§ **SUPPLIED INFORMATION**:
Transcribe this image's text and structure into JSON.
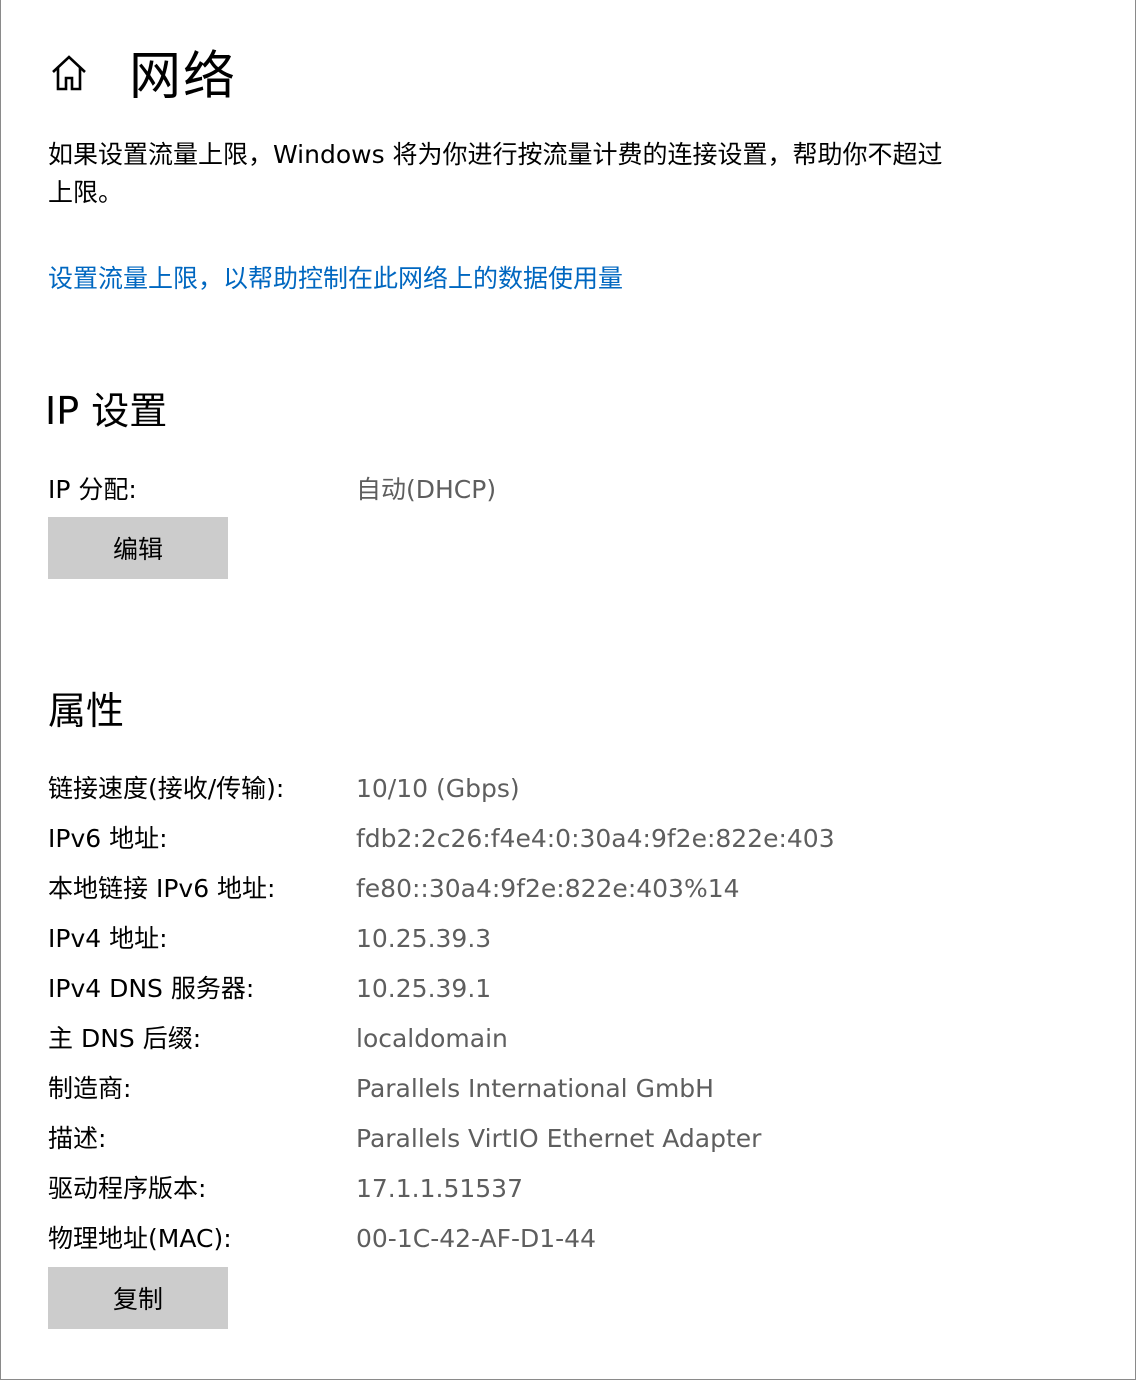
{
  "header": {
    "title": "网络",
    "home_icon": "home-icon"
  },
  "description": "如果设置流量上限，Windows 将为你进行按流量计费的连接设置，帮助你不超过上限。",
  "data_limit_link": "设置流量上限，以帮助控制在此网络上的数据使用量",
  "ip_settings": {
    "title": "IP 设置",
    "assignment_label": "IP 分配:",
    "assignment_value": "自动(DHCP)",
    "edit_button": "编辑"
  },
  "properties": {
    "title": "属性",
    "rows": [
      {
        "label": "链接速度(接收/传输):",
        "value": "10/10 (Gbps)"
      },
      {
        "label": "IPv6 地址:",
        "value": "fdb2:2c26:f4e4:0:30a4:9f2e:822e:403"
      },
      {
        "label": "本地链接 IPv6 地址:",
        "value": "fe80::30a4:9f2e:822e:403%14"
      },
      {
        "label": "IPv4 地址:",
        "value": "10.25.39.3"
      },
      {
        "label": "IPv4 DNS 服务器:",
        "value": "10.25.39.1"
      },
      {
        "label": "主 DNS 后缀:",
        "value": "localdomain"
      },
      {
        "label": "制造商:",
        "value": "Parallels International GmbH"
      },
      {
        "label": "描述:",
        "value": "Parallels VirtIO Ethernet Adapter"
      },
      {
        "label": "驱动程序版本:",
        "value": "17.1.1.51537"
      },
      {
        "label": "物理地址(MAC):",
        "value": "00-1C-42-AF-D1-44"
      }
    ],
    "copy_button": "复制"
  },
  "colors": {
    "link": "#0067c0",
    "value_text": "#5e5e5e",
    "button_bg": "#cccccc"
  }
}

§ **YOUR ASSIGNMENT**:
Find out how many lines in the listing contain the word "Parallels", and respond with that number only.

§ **WRITTEN REPLY**:
2